§ **Required work**
Copy each line of the records below that mentions the word "Pellentesque".

═══ Excerpted records

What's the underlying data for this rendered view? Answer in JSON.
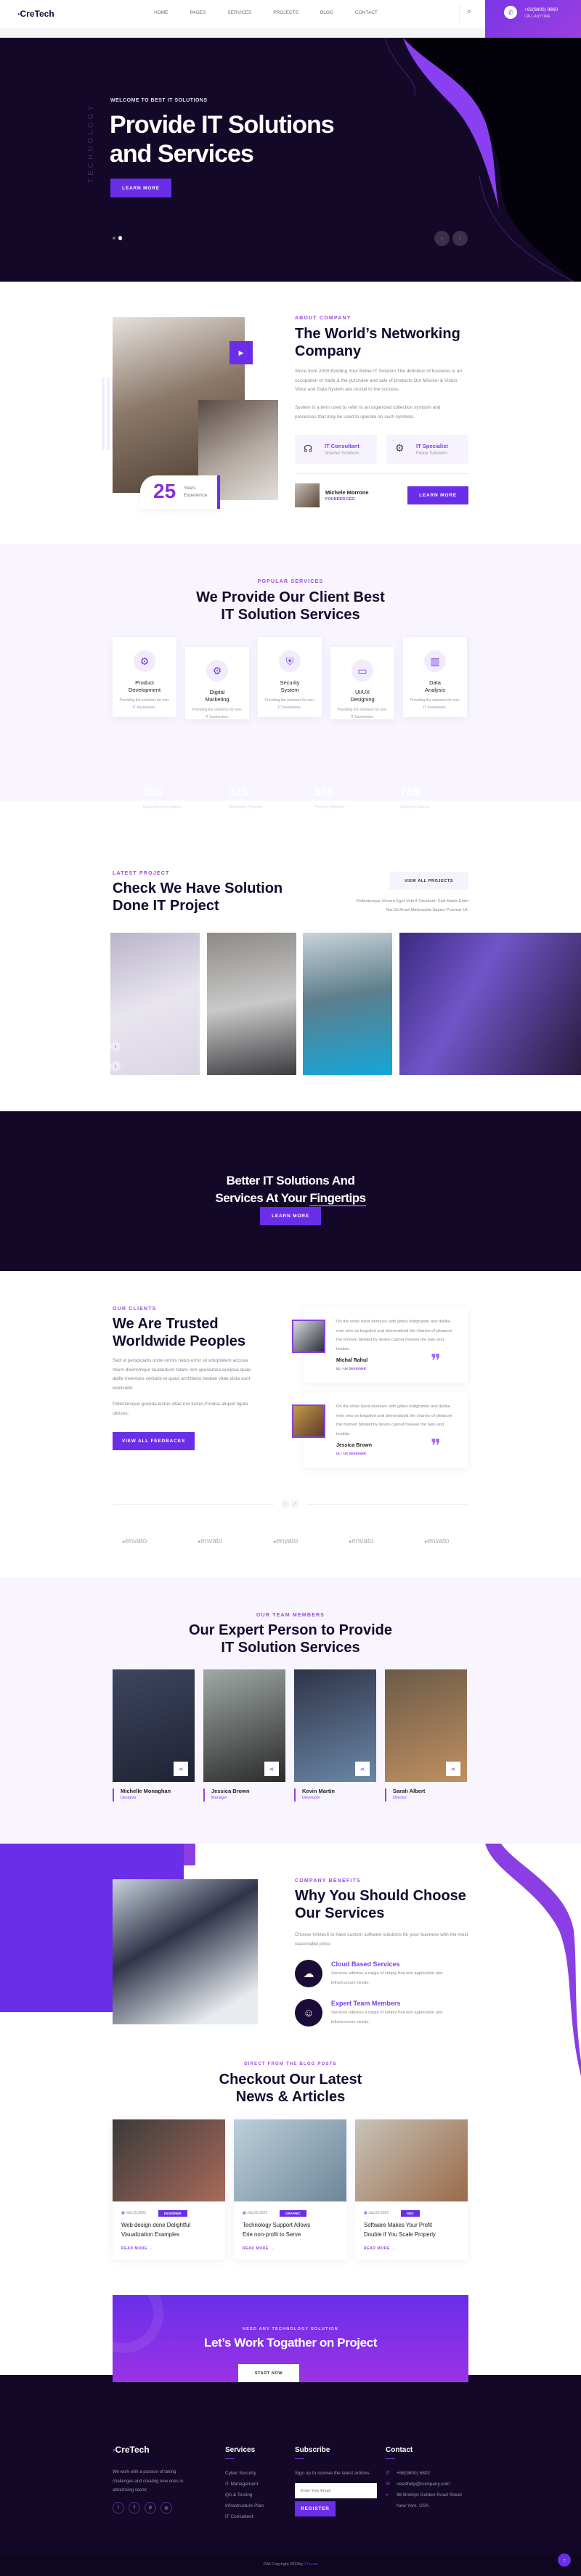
{
  "header": {
    "logo": "CreTech",
    "nav": [
      "HOME",
      "PAGES",
      "SERVICES",
      "PROJECTS",
      "BLOG",
      "CONTACT"
    ],
    "phone": "+92(8800) 9860",
    "phone_label": "CALL ANYTIME"
  },
  "hero": {
    "side_text": "TECHNOLOGY",
    "tagline": "WELCOME TO BEST IT SOLUTIONS",
    "title_line1": "Provide IT Solutions",
    "title_line2": "and Services",
    "button": "LEARN MORE",
    "prev": "‹",
    "next": "›",
    "slides": 2,
    "active_slide": 2
  },
  "about": {
    "tag": "ABOUT COMPANY",
    "title_line1": "The World’s Networking",
    "title_line2": "Company",
    "para1": "Since from 2000 Building Your Better IT Solution The definition of business is an occupation or trade & the purchase and sale of products Our Mission & Vision Voice and Data System are crucial to the success",
    "para2": "System is a term used to refer to an organized collection symbols and processes that may be used to operate on such symbols.",
    "features": [
      {
        "title": "IT Consultant",
        "sub": "Smarter Solutions",
        "icon": "headset-icon"
      },
      {
        "title": "IT Specialist",
        "sub": "Faster Solutions",
        "icon": "chip-icon"
      }
    ],
    "years": "25",
    "years_label1": "Years",
    "years_label2": "Experience",
    "founder_name": "Michele Morrone",
    "founder_role": "FOUNDER CEO",
    "button": "LEARN MORE"
  },
  "services": {
    "tag": "POPULAR SERVICES",
    "title_line1": "We Provide Our Client Best",
    "title_line2": "IT Solution Services",
    "items": [
      {
        "l1": "Product",
        "l2": "Development",
        "desc": "Providing the solutions for non-IT businesses.",
        "icon": "gear-icon"
      },
      {
        "l1": "Digital",
        "l2": "Marketing",
        "desc": "Providing the solutions for non-IT businesses.",
        "icon": "gear-icon"
      },
      {
        "l1": "Security",
        "l2": "System",
        "desc": "Providing the solutions for non-IT businesses.",
        "icon": "shield-icon"
      },
      {
        "l1": "UI/UX",
        "l2": "Designing",
        "desc": "Providing the solutions for non-IT businesses.",
        "icon": "monitor-icon"
      },
      {
        "l1": "Data",
        "l2": "Analysis",
        "desc": "Providing the solutions for non-IT businesses.",
        "icon": "chart-icon"
      }
    ]
  },
  "stats": [
    {
      "value": "255",
      "label": "Business Interogation"
    },
    {
      "value": "325",
      "label": "Strategies Planned"
    },
    {
      "value": "569",
      "label": "Projects Relased"
    },
    {
      "value": "769",
      "label": "Satisfied Clients"
    }
  ],
  "projects": {
    "tag": "LATEST PROJECT",
    "title_line1": "Check We Have Solution",
    "title_line2": "Done IT Project",
    "button": "VIEW ALL PROJECTS",
    "desc_line1": "Pellentesque Viverra Eget Velit A Tincidunt. Sed Mattis Enim",
    "desc_line2": "Nisl,Sit Amet Malesuada Sapien Pulvinar Ut.",
    "prev": "‹",
    "next": "›"
  },
  "cta": {
    "title_line1": "Better IT Solutions And",
    "title_line2a": "Services At Your ",
    "title_line2b": "Fingertips",
    "button": "LEARN MORE"
  },
  "clients": {
    "tag": "OUR CLIENTS",
    "title_line1": "We Are Trusted",
    "title_line2": "Worldwide Peoples",
    "para1": "Sed ut perspiciatis unde omnis natus error sit voluptatem accusa ntium doloremque laudantium totam rem aperiamea queipsa quae abillo inventore veritatis et quasi architecto beatae vitae dicta sunt explicabo.",
    "para2": "Pellentesque gravida lectus vitae nisi luctus,Finibus aliquet ligula ultrices.",
    "button": "VIEW ALL FEEDBACKS",
    "testimonials": [
      {
        "text": "On the other hand denounc with ghteo indignation and dislike men who so beguiled and demoralized the charms of pleasure the momen blinded by desire cannot foresee the pain and trouble.",
        "name": "Michal Rahul",
        "role": "UL - UX DESIGNER"
      },
      {
        "text": "On the other hand denounc with ghteo indignation and dislike men who so beguiled and demoralized the charms of pleasure the momen blinded by desire cannot foresee the pain and trouble.",
        "name": "Jessica Brown",
        "role": "UL - UX DESIGNER"
      }
    ],
    "prev": "‹",
    "next": "›",
    "brands": [
      "envato",
      "envato",
      "envato",
      "envato",
      "envato"
    ]
  },
  "team": {
    "tag": "OUR TEAM MEMBERS",
    "title_line1": "Our Expert Person to Provide",
    "title_line2": "IT Solution Services",
    "members": [
      {
        "name": "Michelle Monaghan",
        "role": "Designer"
      },
      {
        "name": "Jessica Brown",
        "role": "Manager"
      },
      {
        "name": "Kevin Martin",
        "role": "Developer"
      },
      {
        "name": "Sarah Albert",
        "role": "Director"
      }
    ]
  },
  "why": {
    "tag": "COMPANY BENEFITS",
    "title_line1": "Why You Should Choose",
    "title_line2": "Our Services",
    "desc": "Choose Infetech to have custom software solutions for your business with the most reasonable price.",
    "items": [
      {
        "title": "Cloud Based Services",
        "desc": "Services address a range of simply free text application and infrastructure needs.",
        "icon": "cloud-icon"
      },
      {
        "title": "Expert Team Members",
        "desc": "Services address a range of simply free text application and infrastructure needs.",
        "icon": "team-icon"
      }
    ]
  },
  "blog": {
    "tag": "DIRECT FROM THE BLOG POSTS",
    "title_line1": "Checkout Our Latest",
    "title_line2": "News & Articles",
    "read_more": "READ MORE →",
    "posts": [
      {
        "date": "July,25,2022",
        "cat": "DESIGNER",
        "t1": "Web design done Delightful",
        "t2": "Visualization Examples"
      },
      {
        "date": "July,25,2022",
        "cat": "GRAPHIC",
        "t1": "Technology Support Allows",
        "t2": "Erie non-profit to Serve"
      },
      {
        "date": "July,25,2022",
        "cat": "SEO",
        "t1": "Software Makes Your Profit",
        "t2": "Double if You Scale Properly"
      }
    ]
  },
  "banner": {
    "tag": "NEED ANY TECHNOLOGY SOLUTION",
    "title": "Let’s Work Togather on Project",
    "button": "START NOW"
  },
  "footer": {
    "logo": "CreTech",
    "about": "We work with a passion of taking challenges and creating new ones in advertising sector.",
    "socials": [
      "twitter-icon",
      "facebook-icon",
      "pinterest-icon",
      "instagram-icon"
    ],
    "services_title": "Services",
    "services": [
      "Cyber Security",
      "IT Management",
      "QA & Testing",
      "Infrastructure Plan",
      "IT Consultent"
    ],
    "subscribe_title": "Subscribe",
    "subscribe_text": "Sign up to receive the latest articles",
    "email_placeholder": "Enter Your Email",
    "register": "REGISTER",
    "contact_title": "Contact",
    "phone": "+88(9800) 6802",
    "email": "needhelp@company.com",
    "addr1": "88 Broklyn Golden Road Street",
    "addr2": "New York. USA",
    "copyright": "©All Copyright 2022by ",
    "copyright_link": "17sucai"
  },
  "colors": {
    "accent": "#6a2ee8",
    "dark": "#130828",
    "lavender": "#f8f5fe"
  }
}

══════

§ **Solution**
    "desc_line1": "Pellentesque Viverra Eget Velit A Tincidunt. Sed Mattis Enim",
    "para2": "Pellentesque gravida lectus vitae nisi luctus,Finibus aliquet ligula ultrices.",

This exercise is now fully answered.